→ **Your assignment**:
Your answer must be every line of the data below that holds the string "arrow", copied exactly.

Excerpts from an interface dataset:
....................

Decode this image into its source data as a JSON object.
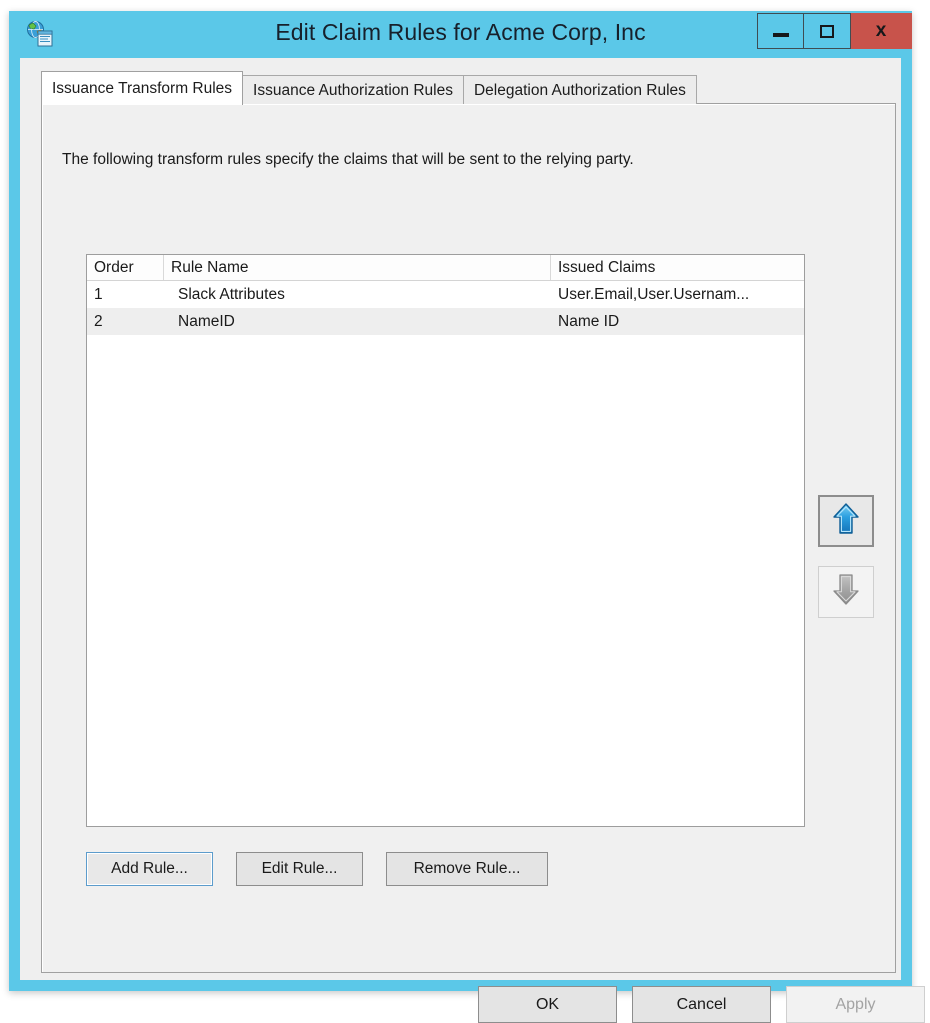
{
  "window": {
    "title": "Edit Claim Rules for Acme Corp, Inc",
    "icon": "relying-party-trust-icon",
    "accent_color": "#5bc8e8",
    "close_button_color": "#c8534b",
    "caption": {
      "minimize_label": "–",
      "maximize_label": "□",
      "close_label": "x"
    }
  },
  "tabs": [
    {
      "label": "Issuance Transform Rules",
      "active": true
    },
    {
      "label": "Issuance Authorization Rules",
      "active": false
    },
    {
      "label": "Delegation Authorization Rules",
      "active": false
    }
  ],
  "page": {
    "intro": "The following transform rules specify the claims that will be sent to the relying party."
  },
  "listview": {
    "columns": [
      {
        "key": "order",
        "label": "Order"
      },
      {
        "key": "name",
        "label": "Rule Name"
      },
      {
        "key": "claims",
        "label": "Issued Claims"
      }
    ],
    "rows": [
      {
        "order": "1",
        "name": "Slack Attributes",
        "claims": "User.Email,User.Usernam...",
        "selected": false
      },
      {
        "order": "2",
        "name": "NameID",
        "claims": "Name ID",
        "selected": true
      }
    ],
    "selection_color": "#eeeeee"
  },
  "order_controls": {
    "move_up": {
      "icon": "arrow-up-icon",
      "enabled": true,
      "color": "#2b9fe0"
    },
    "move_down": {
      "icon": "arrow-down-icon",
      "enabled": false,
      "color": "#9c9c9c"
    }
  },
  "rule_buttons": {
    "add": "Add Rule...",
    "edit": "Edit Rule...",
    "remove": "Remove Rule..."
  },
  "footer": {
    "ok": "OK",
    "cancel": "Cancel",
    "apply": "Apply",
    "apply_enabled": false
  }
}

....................

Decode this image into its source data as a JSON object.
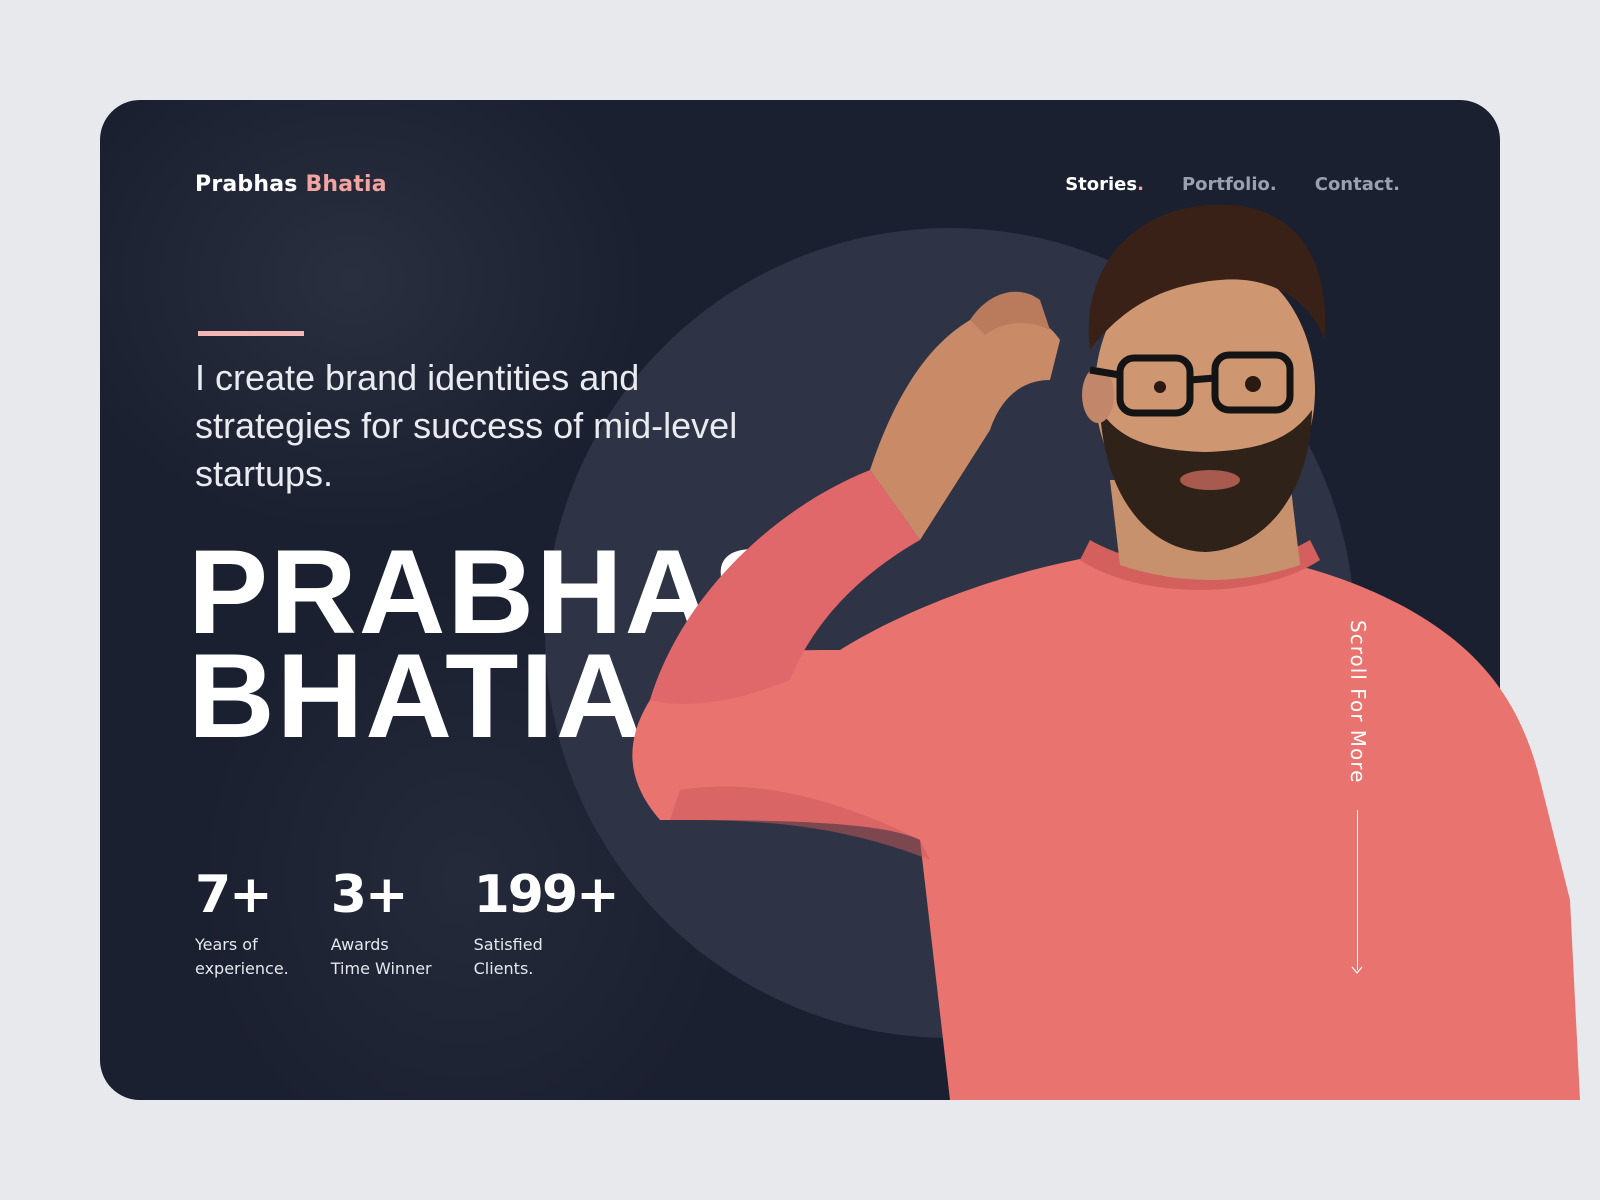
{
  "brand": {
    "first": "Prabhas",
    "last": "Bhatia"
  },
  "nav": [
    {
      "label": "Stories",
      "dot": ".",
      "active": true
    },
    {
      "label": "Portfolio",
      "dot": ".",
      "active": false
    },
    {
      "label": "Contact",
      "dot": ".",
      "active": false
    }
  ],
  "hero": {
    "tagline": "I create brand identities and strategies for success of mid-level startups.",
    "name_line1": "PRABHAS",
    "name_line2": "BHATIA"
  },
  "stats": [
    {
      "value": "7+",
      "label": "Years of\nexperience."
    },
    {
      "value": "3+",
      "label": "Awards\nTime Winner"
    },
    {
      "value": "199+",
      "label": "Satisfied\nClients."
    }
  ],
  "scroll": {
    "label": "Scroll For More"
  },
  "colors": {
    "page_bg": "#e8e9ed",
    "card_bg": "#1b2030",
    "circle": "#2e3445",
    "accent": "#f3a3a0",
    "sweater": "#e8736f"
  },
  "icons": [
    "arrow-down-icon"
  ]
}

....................

→ **Answer for this exercise**:
      "icon": "arrow-up-icon",
      "icon": "arrow-down-icon",
    "arrow-down-icon"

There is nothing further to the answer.